A Farming Chance

The son of a rural ironworker, Brent Mathes knew about the country life and working hard. He grew up around farms, drove past them every day, and always dreamed of having one to call his own. However, in the farm crisis of the 1980’s, just keeping an existing farm afloat, yet alone starting one from scratch, was hard enough. Despite farm economies collapsing across the Mid-West, Brent knew he just needed a chance.

He expected to work hard. He expected to work smart. But what he didn’t expect was a life-long mentor guiding him along the way.

As Brent drove by signs advertising farm sales and machinery auctions, he also noticed a seemingly forgettable piece of land that was for rent. Brent described the land as a section that had been “farmed to death, was full of weeds, had poor soil health, and nobody wanted it.” This humble section of land was his chance. Fortunately a local bank took a chance on Brent as well and loaned him enough money to purchase some seed, rent some equipment, and give his farming career a try.

With his first 40 acres rented and nothing to lose, Brent approached his land as part physician and part physical therapist. He diagnosed deficiencies and prescribed corrective measures with the goal of slowly bringing the land back to healthy productivity. He planted crops that were known to improve the soil structure.
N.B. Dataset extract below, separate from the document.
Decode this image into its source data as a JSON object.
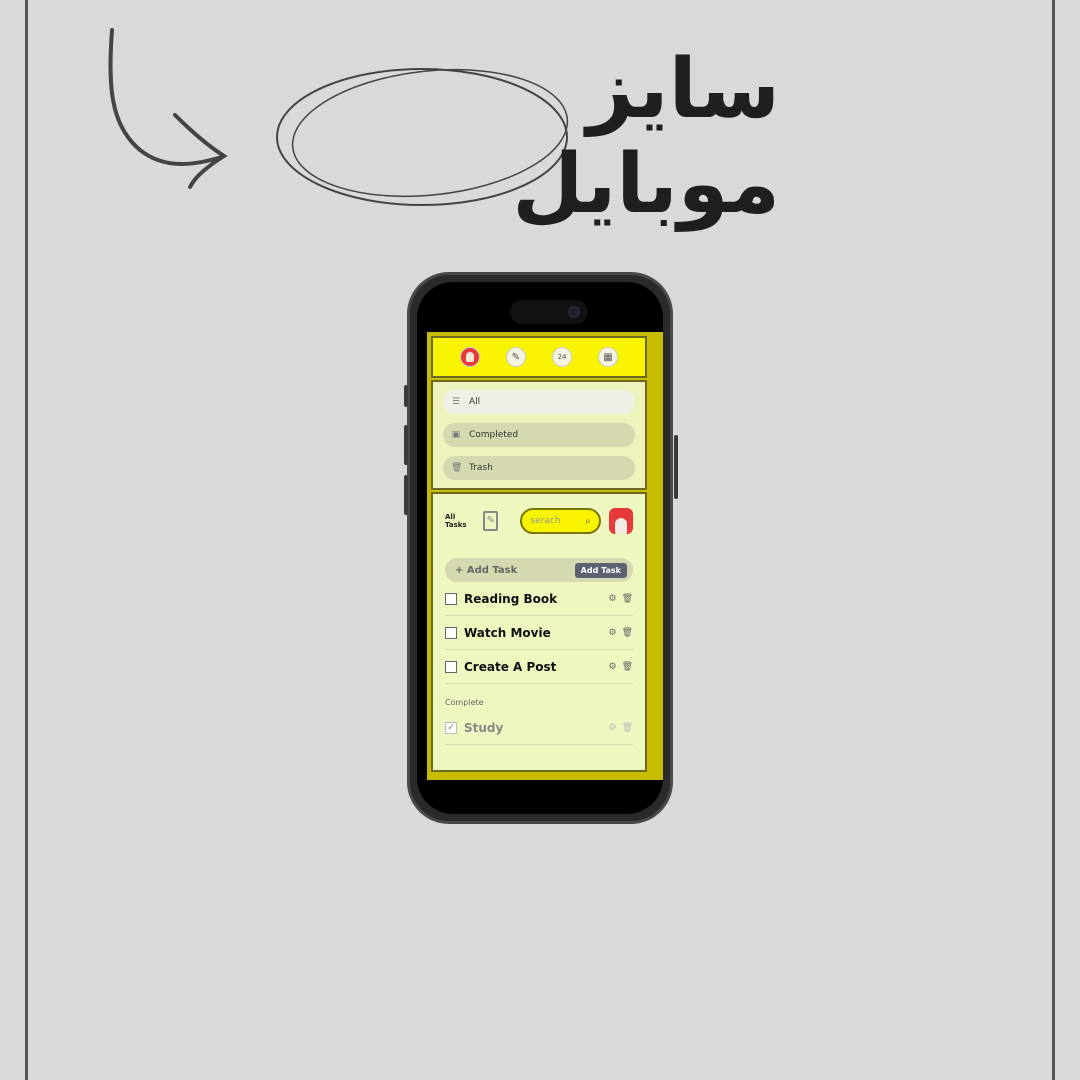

He contacted the local dairy and offered to haul their manure away provided he could add the natural fertilizer to the land. Not many people were spreading manure at the time, but Brent had to do something different. He had to make the land healthy again.

A newlywed to his wife Jennifer, Brent needed to harvest his crops. Taking care of the land was a noble pursuit, but he had to make money while doing it in order to sustain a livelihood. He didn’t have any equipment to harvest his crops. He didn’t know a phone call to an established farmer would change his future.
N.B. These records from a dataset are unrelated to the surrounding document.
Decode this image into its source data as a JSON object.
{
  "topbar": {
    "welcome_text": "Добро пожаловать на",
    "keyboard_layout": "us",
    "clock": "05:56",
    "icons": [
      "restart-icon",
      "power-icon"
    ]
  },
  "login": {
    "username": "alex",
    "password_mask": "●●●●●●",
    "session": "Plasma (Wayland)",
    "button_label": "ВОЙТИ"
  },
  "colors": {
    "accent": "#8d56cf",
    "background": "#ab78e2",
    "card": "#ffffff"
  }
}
Stan, a well-respected farmer in town, just purchased a new combine and kept his old machine in the shed.  After a brief phone call, Stan agreed to rent the combine to Brent that summer. With the combine returned after a summer harvest, Stan called Brent this time to ask if he would be willing to work building fence for a few weeks. Weeks turned into months and Brent was paid regularly, but like most jobs the first paycheck was the most memorable.   

In addition to the agreed upon wages for the fence line, Stan handed over the check Brent signed to rent the original farm equipment. The wise farmer had been holding on to the payment, planning the exchange for months.  

Over the years Stan has been a friend, mentor, and confidant for Brent. When Brent sought to rent more land, Stan would vouch for his unwavering commitment to success and ability to take care of the land and promised to provide any help or advice along the way to guarantee his success.

Looking back over the years, Brent recalls, “Stan is by far my biggest help. He had experience. He had insight. He’s a great farmer. He was willing to share his wisdom and was patient with me over the years. I couldn’t have done it without him.”

As the years went on, Brent continued to grow as a farmer and Stan was transitioning into retirement. Still renting land and doing the best he could for his growing family, Brent and Jennifer received a familiar visitor during the Thanksgiving holiday.  It was Stan and his wife, and they wanted to talk.

The wise farmer had kept a watchful eye on Brent and his family for over a decade. Stan needed a capable farmer with the skill and commitment to the land to carry on his legacy. Brent needed another chance to begin his own.

“We’re going to sell the farm…we would like you to purchase it.”

For those not deeply rooted in agriculture, this might seem like a simple sales pitch. But a farm isn’t a commodity.  It’s not a car, a tractor, or a possession. A farm is more. It is part of a farmer’s heart and soul that usually spans generations. It is timeless. If a farmer decides to sell their legacy, a suitor is sought carefully, wisely, and judiciously.

Asking someone to purchase your farm is giving testimony to their worth as a farmer, the character of their heart, and their dedication to the land. Asking Brent to purchase the farm was Stan’s highest declaration of praise.  

Stan had his suitor. Brent had his chance.

Years later, Brent has worked hard to be worthy of Stan’s vote of confidence. “I promised myself when Stan offered to let me buy his land that I would take care of it…I’ve taken care of every piece of land I’ve rented like it was my own. I’ve rented land from Stan, and that land has now become my own.”

Brent and his family continue to farm that land, and this first-generation farmer is still dedicated to improving every acre under his care. He’s still a hard worker. He’s still a wise farmer. And Stan is still looking on, quietly nodding in approval for a man fit to carry on his legacy.

This post first appeared at www.scottstebner.com

Scott Stebner is an agricultural photographer specializing in cinematically-styled agriculture photography of farmers and ranchers.